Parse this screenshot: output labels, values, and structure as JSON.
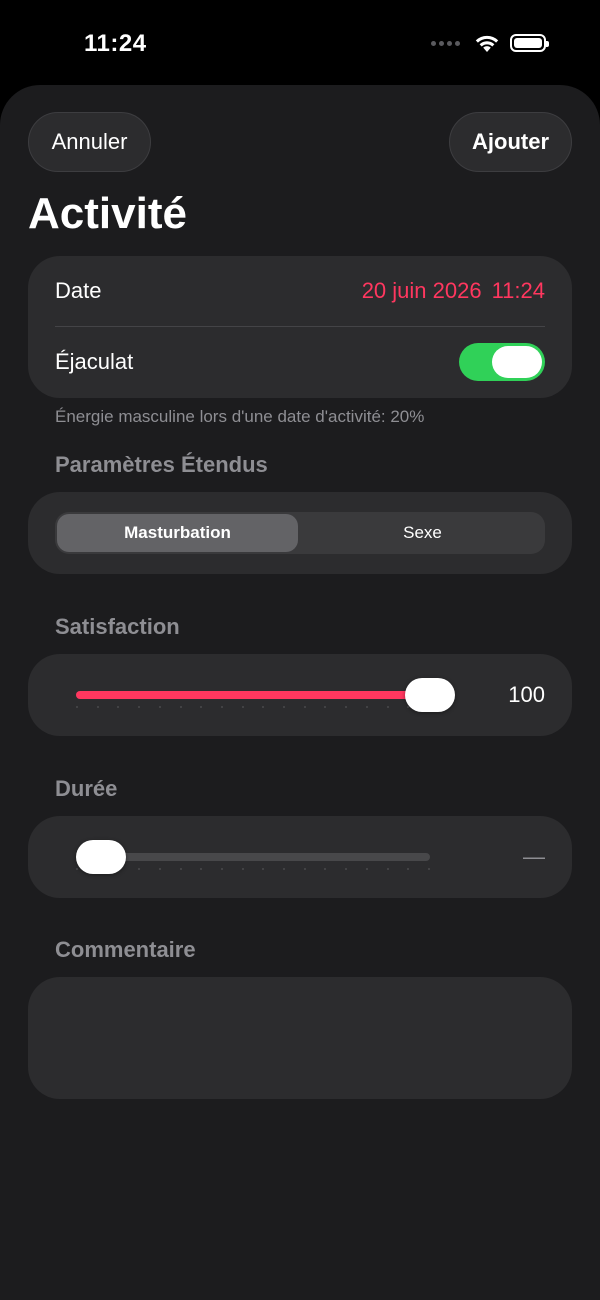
{
  "status": {
    "time": "11:24"
  },
  "header": {
    "cancel_label": "Annuler",
    "add_label": "Ajouter",
    "title": "Activité"
  },
  "date_row": {
    "label": "Date",
    "date": "20 juin 2026",
    "time": "11:24"
  },
  "ejaculation": {
    "label": "Éjaculat",
    "on": true,
    "accent": "#30d158"
  },
  "footnote": "Énergie masculine lors d'une date d'activité: 20%",
  "extended": {
    "title": "Paramètres Étendus",
    "options": [
      "Masturbation",
      "Sexe"
    ],
    "selected": "Masturbation"
  },
  "satisfaction": {
    "title": "Satisfaction",
    "value": 100,
    "value_label": "100",
    "accent": "#ff375f"
  },
  "duration": {
    "title": "Durée",
    "value": 0,
    "value_label": "—"
  },
  "comment": {
    "title": "Commentaire",
    "value": ""
  }
}
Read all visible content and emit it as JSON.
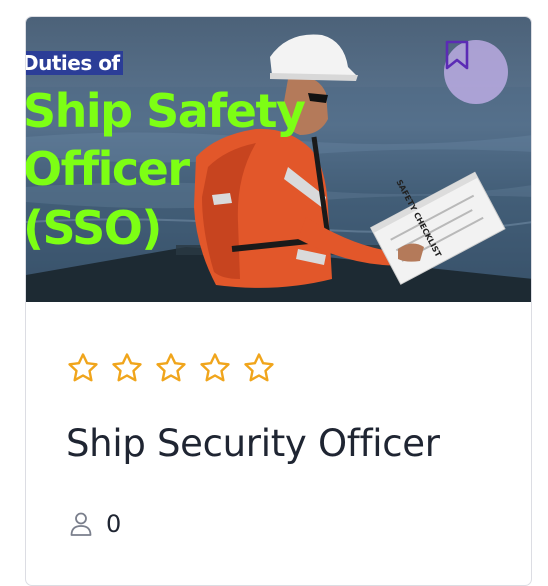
{
  "course_card": {
    "thumbnail": {
      "overlay_small": "Duties of",
      "overlay_big_line1": "Ship Safety",
      "overlay_big_line2": "Officer",
      "overlay_big_line3": "(SSO)",
      "document_text": "SAFETY CHECKLIST",
      "colors": {
        "headline": "#7dff14",
        "label_bg": "#2b3d97"
      }
    },
    "bookmark": {
      "icon": "bookmark-icon",
      "color": "#5b2bb5"
    },
    "rating": {
      "value": 0,
      "max": 5,
      "star_color": "#f0a51c",
      "icon": "star-outline-icon"
    },
    "title": "Ship Security Officer",
    "enrolled": {
      "icon": "user-icon",
      "count": "0"
    }
  }
}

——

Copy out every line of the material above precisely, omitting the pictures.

Parse this screenshot: output labels, values, and structure as JSON.
{
  "status": {
    "time": "11:24"
  },
  "header": {
    "cancel_label": "Annuler",
    "add_label": "Ajouter",
    "title": "Activité"
  },
  "date_row": {
    "label": "Date",
    "date": "20 juin 2026",
    "time": "11:24"
  },
  "ejaculation": {
    "label": "Éjaculat",
    "on": true,
    "accent": "#30d158"
  },
  "footnote": "Énergie masculine lors d'une date d'activité: 20%",
  "extended": {
    "title": "Paramètres Étendus",
    "options": [
      "Masturbation",
      "Sexe"
    ],
    "selected": "Masturbation"
  },
  "satisfaction": {
    "title": "Satisfaction",
    "value": 100,
    "value_label": "100",
    "accent": "#ff375f"
  },
  "duration": {
    "title": "Durée",
    "value": 0,
    "value_label": "—"
  },
  "comment": {
    "title": "Commentaire",
    "value": ""
  }
}
Read all visible content and emit it as JSON.
{
  "course_card": {
    "thumbnail": {
      "overlay_small": "Duties of",
      "overlay_big_line1": "Ship Safety",
      "overlay_big_line2": "Officer",
      "overlay_big_line3": "(SSO)",
      "document_text": "SAFETY CHECKLIST",
      "colors": {
        "headline": "#7dff14",
        "label_bg": "#2b3d97"
      }
    },
    "bookmark": {
      "icon": "bookmark-icon",
      "color": "#5b2bb5"
    },
    "rating": {
      "value": 0,
      "max": 5,
      "star_color": "#f0a51c",
      "icon": "star-outline-icon"
    },
    "title": "Ship Security Officer",
    "enrolled": {
      "icon": "user-icon",
      "count": "0"
    }
  }
}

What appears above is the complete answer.